While Google has traditionally touted the open-source nature of the Android OS, the company is preparing to veer in the opposite direction for Honeycomb, the latest version of the operating system.

Instead of opening up the operating system to developers both large in small, Google will restrict Honeycomb to specific manufacturers and developers. Google vice president Andy Rubin said that the move is the result of Google’s hesitation about developers porting Honeycomb to smartphones, which the OS wasn’t designed for.

This is in direct opposition to the company’s previous practices, which included giving developers access to the source code months ahead of everyone else. Instead, Google will now privilege large companies like Samsung, HTC, and Motorola, all of which have already gained access to the Honeycomb code.

Rubin said that design concessions also fueled Google’s decision to restrict Honeycomb to tablets.
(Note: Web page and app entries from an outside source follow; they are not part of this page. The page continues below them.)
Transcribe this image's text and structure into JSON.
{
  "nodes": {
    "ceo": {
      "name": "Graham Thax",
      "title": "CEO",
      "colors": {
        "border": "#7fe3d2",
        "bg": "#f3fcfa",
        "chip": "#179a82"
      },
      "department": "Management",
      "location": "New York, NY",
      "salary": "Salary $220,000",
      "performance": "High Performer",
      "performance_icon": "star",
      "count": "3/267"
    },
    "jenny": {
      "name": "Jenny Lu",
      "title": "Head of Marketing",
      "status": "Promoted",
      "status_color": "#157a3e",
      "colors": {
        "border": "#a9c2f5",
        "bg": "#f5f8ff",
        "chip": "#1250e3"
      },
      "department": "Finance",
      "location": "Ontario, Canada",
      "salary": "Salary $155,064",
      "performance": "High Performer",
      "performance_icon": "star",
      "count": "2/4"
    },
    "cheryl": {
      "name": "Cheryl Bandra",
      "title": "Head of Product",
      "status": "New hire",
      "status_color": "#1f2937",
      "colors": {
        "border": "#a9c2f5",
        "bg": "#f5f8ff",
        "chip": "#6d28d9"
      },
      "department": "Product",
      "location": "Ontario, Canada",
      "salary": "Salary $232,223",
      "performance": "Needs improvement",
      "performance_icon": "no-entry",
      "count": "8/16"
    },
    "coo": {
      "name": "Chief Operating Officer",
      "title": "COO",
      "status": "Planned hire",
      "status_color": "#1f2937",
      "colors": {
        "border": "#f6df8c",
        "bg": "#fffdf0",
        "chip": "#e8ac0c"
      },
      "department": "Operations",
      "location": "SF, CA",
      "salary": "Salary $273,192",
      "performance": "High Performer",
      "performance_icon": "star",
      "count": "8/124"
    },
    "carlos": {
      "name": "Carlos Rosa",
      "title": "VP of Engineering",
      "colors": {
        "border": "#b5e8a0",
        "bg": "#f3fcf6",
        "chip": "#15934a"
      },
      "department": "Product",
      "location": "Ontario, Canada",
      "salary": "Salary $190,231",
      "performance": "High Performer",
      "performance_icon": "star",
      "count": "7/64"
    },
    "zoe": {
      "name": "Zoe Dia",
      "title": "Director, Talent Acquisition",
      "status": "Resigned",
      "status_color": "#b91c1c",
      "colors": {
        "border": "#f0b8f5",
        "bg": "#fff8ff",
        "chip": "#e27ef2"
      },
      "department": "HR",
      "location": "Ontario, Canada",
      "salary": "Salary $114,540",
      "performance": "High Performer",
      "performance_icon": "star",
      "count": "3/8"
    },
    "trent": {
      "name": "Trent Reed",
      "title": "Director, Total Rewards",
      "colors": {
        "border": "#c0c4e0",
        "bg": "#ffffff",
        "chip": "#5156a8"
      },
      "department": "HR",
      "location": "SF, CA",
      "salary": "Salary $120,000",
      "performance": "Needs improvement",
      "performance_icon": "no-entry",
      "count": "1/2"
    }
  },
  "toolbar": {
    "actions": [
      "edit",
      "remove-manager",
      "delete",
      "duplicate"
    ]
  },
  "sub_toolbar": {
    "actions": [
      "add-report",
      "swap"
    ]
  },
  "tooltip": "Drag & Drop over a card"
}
It would have required a lot of additional resources and extended our schedule beyond what we thought was reasonable,” Rubin said of making the latest version of Android compatible with smartphones.

However, Rubin did emphasize that Android remains an open-source project in spite of the shift in policy.